The Sonoma City Council on Monday moved to impose a moratorium on new vacation rentals, due to concerns they are eroding housing for families and putting property values out of reach.
Councilmembers unanimously agreed to halt the proliferation of the short-term rentals until they can better assess how to deal with them in the long run.
“I hear stories of families not being able to live in Sonoma,” said Councilman David Cook, echoing the concerns of colleagues that vacation rentals are eroding housing stock and destabilizing neighborhoods.
“We are in a housing crisis, some say housing emergency. I probably agree with that,” he said.
“When you talk about the welfare of the community it is about stability that actually exists,” said Mayor Laurie Gallian, who said the vacation rentals are leading to “disjointed” neighborhoods.
Short-term vacation rentals have mushroomed in recent years with the advent of websites like Airbnb and Vacation Rental By Owner. The sites provide an alternative to hotel stays for tourists while providing extra income for property owners.
But some cities intent on preserving housing stock and maintaining neighborhood integrity, such as Healdsburg and Calistoga, have gone so far as to forbid short-term rentals, generally defined as rental of a residence or room for less than 30 days.
On Monday, Sonoma City Council members heard both from people worried that vacation rentals are contributing to escalating housing prices and those who say the rentals provide a way for homeowners to make their mortgage payment.
“It’s an economic lifeline to keep our housing affordable,” said Charles Metz, a Santa Rosa man who rents out several rooms in his house and is also a member of Sonoma County Coalition of Hosts.
He said an elderly Sonoma woman who found a way to make her house payments by renting out an extra room for $75 a night was given a cease and desist order by the city and now has to sell her home.
But Jim Bohar, a vacation rental critic, said some people have multiple short-term rentals.

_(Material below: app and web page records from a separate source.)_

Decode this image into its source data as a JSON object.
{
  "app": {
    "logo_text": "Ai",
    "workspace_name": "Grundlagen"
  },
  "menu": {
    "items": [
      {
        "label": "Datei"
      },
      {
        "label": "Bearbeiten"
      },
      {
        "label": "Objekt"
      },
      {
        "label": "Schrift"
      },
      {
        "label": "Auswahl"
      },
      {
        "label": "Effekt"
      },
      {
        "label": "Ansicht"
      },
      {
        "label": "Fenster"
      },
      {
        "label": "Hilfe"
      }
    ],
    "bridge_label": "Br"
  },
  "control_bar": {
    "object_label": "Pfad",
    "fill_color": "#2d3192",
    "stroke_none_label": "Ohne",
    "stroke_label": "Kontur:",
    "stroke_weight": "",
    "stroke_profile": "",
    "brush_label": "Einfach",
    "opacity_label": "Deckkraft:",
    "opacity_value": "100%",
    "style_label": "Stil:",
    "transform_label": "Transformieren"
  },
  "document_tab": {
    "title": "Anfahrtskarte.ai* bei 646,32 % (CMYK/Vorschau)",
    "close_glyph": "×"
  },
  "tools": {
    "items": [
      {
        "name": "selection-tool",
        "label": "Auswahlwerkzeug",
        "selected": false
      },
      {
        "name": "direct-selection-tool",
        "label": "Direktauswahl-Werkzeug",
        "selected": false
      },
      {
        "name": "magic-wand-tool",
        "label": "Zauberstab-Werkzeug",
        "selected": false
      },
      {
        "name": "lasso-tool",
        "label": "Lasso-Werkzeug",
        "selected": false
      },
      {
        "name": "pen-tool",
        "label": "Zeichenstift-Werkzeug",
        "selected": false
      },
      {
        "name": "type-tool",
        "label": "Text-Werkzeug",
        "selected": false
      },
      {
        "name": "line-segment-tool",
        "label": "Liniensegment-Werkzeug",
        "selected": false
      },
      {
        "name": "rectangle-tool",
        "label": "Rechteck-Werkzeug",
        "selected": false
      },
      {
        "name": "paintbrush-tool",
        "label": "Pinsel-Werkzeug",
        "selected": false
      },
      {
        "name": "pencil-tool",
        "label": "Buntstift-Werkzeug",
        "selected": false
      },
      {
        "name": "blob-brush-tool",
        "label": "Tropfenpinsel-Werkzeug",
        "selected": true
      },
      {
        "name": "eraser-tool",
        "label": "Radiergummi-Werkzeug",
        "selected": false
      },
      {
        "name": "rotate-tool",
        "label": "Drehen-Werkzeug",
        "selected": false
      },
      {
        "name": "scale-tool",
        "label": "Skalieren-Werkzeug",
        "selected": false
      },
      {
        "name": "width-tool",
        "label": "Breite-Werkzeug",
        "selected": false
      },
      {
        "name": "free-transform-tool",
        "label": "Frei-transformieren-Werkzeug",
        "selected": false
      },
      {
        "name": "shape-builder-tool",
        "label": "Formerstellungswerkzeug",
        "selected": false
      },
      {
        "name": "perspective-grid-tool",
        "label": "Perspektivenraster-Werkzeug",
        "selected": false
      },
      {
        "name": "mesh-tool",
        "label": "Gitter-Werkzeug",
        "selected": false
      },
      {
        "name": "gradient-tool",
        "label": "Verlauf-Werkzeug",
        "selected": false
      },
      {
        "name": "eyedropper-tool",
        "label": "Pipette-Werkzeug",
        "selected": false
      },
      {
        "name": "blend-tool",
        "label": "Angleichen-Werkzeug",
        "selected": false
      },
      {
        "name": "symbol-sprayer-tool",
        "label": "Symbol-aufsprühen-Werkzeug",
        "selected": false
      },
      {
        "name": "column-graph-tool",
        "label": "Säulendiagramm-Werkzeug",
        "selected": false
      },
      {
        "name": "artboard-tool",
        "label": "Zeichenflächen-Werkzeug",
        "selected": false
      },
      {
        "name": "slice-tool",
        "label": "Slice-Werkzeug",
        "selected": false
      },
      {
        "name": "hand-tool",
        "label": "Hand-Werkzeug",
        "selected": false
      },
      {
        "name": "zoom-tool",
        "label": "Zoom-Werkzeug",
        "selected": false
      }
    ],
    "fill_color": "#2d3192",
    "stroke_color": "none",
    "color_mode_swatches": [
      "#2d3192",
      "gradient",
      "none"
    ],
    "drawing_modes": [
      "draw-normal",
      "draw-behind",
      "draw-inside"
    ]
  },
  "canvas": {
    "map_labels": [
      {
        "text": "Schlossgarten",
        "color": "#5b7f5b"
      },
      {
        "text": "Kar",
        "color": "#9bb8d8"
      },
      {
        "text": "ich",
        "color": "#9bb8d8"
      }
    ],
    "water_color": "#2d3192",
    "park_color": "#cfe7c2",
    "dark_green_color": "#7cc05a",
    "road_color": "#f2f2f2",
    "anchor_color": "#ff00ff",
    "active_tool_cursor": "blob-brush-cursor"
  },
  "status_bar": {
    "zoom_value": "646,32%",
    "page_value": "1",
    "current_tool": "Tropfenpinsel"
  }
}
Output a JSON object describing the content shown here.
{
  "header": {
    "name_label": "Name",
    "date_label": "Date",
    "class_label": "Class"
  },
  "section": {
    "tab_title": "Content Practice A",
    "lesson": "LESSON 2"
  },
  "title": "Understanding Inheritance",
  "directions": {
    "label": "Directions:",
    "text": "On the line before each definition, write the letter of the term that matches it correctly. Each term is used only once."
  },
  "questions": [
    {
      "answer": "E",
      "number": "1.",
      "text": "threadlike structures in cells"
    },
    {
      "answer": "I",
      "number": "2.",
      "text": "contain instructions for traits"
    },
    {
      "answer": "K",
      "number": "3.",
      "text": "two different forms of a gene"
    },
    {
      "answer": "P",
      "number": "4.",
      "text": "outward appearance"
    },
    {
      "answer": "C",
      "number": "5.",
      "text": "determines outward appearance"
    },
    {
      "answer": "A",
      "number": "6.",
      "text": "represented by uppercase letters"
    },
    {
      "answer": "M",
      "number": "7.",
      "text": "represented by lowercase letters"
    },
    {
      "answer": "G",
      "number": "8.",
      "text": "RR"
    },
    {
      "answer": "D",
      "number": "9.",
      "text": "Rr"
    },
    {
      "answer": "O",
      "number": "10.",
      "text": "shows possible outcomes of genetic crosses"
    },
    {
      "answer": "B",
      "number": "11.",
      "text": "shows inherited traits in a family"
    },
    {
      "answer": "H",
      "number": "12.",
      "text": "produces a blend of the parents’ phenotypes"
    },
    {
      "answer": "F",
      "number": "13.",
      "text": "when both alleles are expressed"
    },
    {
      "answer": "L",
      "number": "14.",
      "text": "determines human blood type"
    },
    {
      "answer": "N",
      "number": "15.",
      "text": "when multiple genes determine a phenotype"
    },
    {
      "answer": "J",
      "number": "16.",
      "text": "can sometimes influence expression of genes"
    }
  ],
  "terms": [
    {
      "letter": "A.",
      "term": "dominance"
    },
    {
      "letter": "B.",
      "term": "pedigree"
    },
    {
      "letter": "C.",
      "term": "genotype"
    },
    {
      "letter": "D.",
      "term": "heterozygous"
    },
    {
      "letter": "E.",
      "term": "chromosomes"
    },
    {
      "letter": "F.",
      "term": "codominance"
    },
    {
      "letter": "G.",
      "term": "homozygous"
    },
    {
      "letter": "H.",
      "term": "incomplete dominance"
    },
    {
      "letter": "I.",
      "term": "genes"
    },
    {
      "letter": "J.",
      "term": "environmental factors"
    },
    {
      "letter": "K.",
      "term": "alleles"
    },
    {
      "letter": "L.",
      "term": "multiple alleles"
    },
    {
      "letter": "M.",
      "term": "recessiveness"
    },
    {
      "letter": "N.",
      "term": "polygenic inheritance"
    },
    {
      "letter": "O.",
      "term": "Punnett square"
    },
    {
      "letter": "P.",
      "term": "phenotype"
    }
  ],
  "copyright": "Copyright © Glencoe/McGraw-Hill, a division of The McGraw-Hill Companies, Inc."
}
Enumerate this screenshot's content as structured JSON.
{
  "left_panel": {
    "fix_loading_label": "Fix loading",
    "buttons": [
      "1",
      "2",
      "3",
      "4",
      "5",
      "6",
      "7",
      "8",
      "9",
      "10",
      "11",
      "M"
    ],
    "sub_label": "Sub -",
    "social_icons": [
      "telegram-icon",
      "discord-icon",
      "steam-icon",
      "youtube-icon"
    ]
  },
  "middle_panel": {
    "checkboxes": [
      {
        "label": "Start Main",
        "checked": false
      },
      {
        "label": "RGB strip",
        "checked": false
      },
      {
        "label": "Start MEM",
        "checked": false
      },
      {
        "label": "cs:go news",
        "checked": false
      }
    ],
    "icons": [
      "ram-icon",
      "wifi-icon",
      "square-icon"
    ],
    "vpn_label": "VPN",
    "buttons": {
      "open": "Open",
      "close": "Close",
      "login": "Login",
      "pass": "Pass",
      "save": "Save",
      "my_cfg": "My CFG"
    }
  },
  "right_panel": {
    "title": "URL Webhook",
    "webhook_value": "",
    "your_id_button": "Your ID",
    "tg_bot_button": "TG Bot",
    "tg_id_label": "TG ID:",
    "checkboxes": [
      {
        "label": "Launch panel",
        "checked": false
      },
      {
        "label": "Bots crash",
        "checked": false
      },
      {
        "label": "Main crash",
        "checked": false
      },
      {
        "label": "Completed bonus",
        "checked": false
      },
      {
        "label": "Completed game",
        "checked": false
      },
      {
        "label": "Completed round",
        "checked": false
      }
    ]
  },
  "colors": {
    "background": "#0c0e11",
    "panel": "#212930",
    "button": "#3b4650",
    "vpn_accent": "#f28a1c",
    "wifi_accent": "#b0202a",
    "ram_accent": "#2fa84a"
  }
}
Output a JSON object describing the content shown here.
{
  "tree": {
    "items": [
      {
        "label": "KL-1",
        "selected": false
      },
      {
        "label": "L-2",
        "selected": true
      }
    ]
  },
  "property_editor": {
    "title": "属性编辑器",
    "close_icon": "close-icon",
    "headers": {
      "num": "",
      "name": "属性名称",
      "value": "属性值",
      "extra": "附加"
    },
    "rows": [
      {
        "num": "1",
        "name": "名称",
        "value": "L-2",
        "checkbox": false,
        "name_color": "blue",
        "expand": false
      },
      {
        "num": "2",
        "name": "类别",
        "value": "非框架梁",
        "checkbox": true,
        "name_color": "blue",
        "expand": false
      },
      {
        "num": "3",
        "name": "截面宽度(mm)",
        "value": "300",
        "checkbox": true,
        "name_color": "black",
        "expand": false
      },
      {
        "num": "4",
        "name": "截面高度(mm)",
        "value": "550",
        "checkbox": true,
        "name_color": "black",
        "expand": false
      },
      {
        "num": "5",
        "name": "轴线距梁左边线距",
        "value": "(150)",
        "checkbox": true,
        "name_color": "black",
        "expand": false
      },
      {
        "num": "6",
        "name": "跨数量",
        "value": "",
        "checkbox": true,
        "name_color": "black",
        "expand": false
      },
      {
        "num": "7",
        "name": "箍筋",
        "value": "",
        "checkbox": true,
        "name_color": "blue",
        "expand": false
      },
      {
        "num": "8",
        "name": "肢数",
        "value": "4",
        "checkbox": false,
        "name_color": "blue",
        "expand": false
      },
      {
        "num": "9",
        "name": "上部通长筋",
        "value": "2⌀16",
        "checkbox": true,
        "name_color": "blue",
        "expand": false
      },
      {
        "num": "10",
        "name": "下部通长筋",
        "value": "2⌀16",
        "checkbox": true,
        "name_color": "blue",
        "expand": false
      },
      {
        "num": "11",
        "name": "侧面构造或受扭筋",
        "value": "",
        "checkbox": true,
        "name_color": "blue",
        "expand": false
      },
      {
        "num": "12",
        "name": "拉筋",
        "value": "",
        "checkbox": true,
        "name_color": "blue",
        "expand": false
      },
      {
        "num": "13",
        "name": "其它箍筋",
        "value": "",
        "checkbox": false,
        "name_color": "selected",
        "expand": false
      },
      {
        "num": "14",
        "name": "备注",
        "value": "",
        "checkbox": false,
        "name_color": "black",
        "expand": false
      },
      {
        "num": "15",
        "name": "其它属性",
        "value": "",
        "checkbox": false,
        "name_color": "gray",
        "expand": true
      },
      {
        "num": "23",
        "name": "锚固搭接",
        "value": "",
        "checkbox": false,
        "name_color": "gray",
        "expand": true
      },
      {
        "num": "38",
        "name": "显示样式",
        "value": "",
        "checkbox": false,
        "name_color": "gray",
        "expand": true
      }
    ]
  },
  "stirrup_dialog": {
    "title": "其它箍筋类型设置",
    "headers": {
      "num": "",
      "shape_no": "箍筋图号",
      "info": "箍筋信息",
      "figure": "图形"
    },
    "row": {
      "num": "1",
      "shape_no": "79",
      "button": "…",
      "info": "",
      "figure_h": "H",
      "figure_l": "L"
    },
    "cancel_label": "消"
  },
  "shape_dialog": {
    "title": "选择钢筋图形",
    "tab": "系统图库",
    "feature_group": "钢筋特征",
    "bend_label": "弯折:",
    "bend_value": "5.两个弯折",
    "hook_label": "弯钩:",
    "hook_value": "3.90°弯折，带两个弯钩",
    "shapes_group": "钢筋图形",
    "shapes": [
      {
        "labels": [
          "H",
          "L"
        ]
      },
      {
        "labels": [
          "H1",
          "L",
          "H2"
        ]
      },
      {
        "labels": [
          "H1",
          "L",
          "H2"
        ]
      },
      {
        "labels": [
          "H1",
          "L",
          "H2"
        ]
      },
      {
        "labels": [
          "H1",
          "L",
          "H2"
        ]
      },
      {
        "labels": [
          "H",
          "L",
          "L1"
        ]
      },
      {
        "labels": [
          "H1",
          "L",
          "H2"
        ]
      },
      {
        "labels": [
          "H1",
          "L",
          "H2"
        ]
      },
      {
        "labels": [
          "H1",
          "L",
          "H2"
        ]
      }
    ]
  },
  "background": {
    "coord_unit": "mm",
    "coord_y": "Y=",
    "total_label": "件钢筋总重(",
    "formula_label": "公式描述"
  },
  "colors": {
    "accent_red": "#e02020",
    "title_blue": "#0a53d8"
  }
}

One in his neighborhood rents for $400 a night. He estimated it is occupied 80 percent of the time and brings in more than $9,700 in rent per month.
“That drives up the costs of housing and takes rental housing off the market,” he said.
Conflicts also can arise between long-term residents and short-term guests who can arrive in large, sometimes noisy groups and can increase vehicle traffic.
“Often there are noise complaints. People come in to have a good time. Maybe they’re here for a wedding,” Planning Director David Goodison said of the typical problems that arise. “They’re here to enjoy themselves. Very regularly that can lead to complaints about nighttime noise.”
He said every housing unit is important in this market, where rents and home prices are high and it’s difficult for people to find a place to live.
There are currently 55 recognized legal vacation rentals in Sonoma, which represent roughly 1 percent of the city’s 5,645 residences.
The problem has been a long time coming. In 1999, the city became concerned that a proliferation of vacation rentals in residential neighborhoods was creating conflicts with long-term residences.